The good news for all of those fiction writers out there who want to jump ship is that there are more areas where fiction and non-fiction writing are more similar than where they’re different. In both you’re telling a story, whether that’s the story of people’s lives, or just the story of a place or thing. In both you’re trying to catch the reader’s imagination, and pocketbook as well. And in both your voice shines through all the rubbish produced by the multitude of hacks and copycats out there today on bookstore shelves everywhere.
- Make it Fun: I write non-fiction on a daily basis, not matter what other things I’m doing or how busy my other pursuits are. I’m constantly writing articles, whether they’re about wonderful places in China or Australia, or product descriptions for knives, pots, and pans. I try to make the writing engaging, entertaining, and factual. I try to make it fun. Anyone can write the same old boring way, and countless millions of people do it everyday through emails, reports, and papers. What separates the drudgery of reading this stuff from the sheer joy of reading good stuff is usually dictated by the style and tone of the writer. Don’t bore the pants of your readers, and always try to keep them guessing.
- Show, Don’t Tell: Let’s get back to that common rule of writing promoted by Mark Twain, “show, don’t tell.” That’s very important in fiction writing, and we see it all the time. “Her breath misted in the air as her nose started to go numb.” Use this same approach in your non-fiction writing. “Vine-encrusted trees leap out at you when you walk through the many dazzling tracks the Lamington National Park has to offer.” Create visual aids for your readers that will take their mind’s eye off of your words and place it on the images you’re describing.
- Outline: The creative process is evident in non-fiction writing just as with its fictional cousin, but it needs to be reigned in a bit more. While you’re free to let your mind wander while writing fiction, letting your creative juices flow down from your Amygdala, into your hands, and out onto the paper, non-fiction writing needs a guide. That’s why outlines are often critical when writing non-fiction, and a wonderful place to start.

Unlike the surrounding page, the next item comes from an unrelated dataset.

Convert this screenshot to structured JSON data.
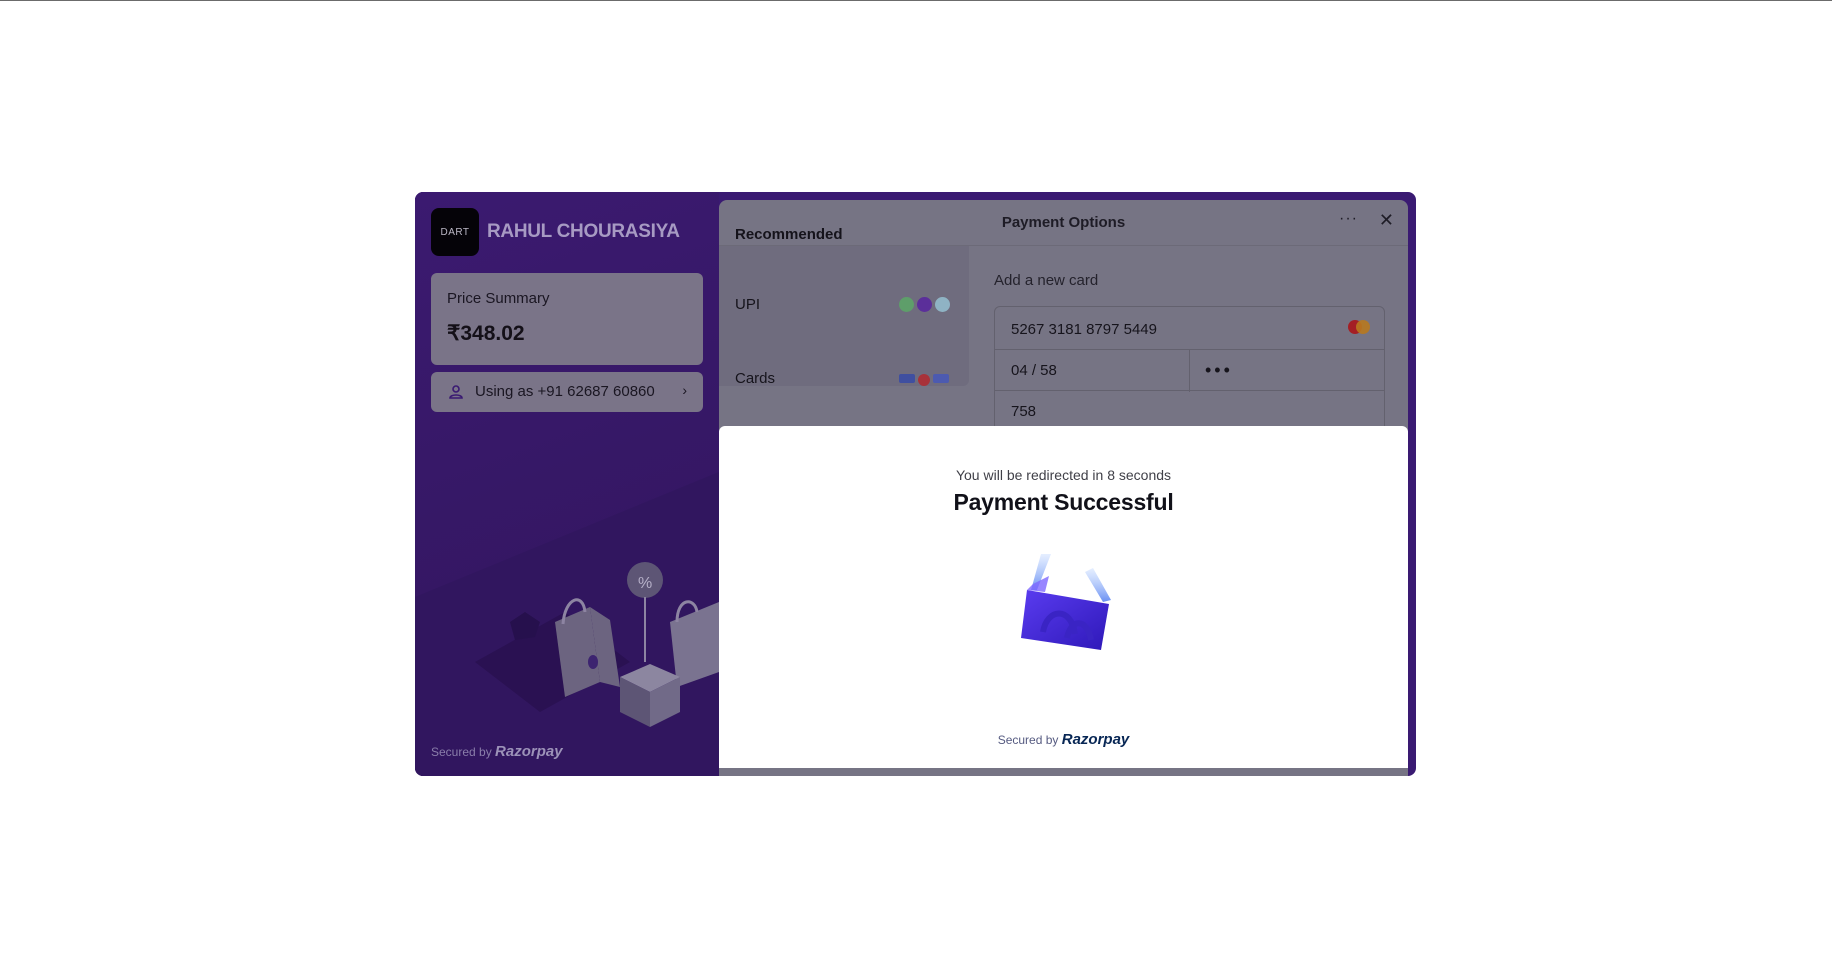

Well, to tell you the truth, I hate outlines. But I use them. I don’t like writing them, but I do it. And I’ll often find myself going back to look at them when I feel stuck on my longer non-fiction writing tasks. And outlines are simple way for inexperienced non-fiction writers to quickly begin filling up the pages.
When you write in outline format, you’ll be dictating what your paragraph topics are about. Once you have a few words or sentence for each, expand further. Try to make one paragraph for each point, and by all means, do more if you can. Make further subheadings within your outline when an idea strikes, and just let whatever’s inside of you pour out.

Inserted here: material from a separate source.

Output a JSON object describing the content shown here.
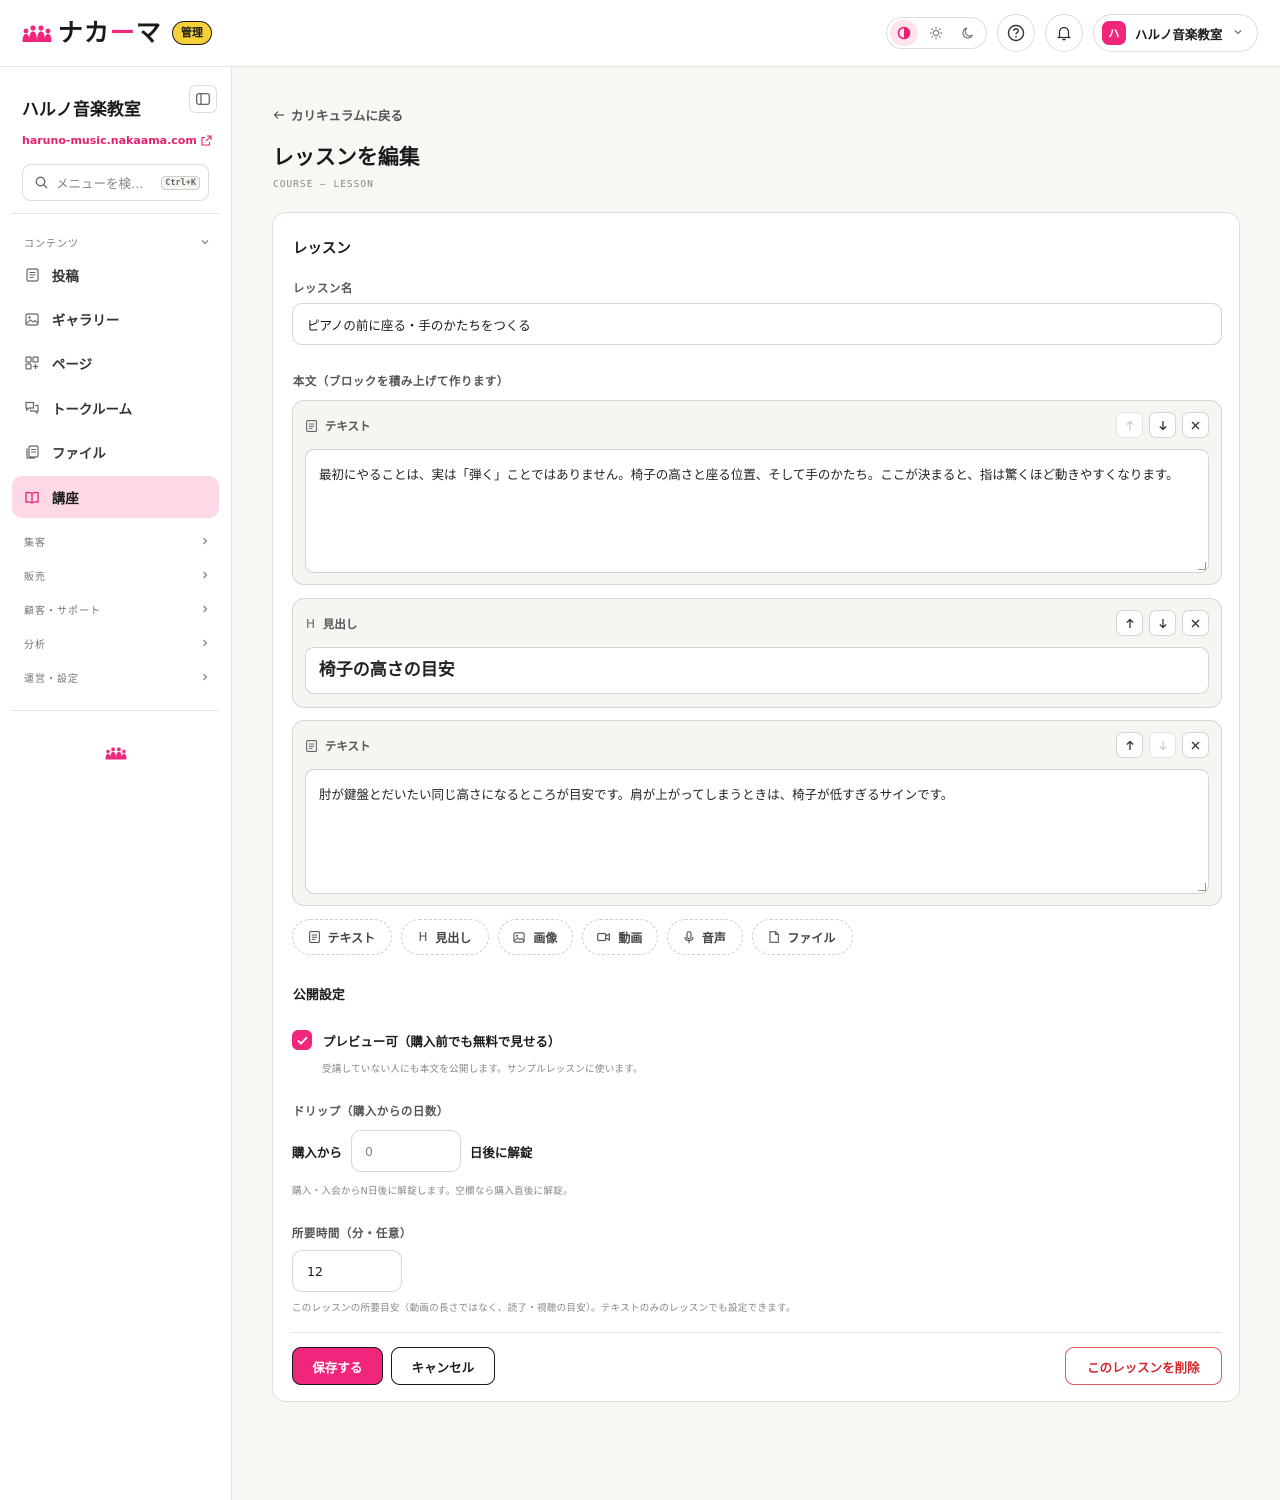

Now go up and clear all of your formatting from MS Word and look at your work. If you’ve do it right, your outline is now a lot of text blocks, that, when properly formatted, will be a nearly complete non-fiction paper. Now all you have to do is smooth the edges with some proper nouns, statistics, and facts. Slap on your opening and closing paragraphs, give it a good title, and voila! your done. Wow, non-fiction writing’s pretty easy after all!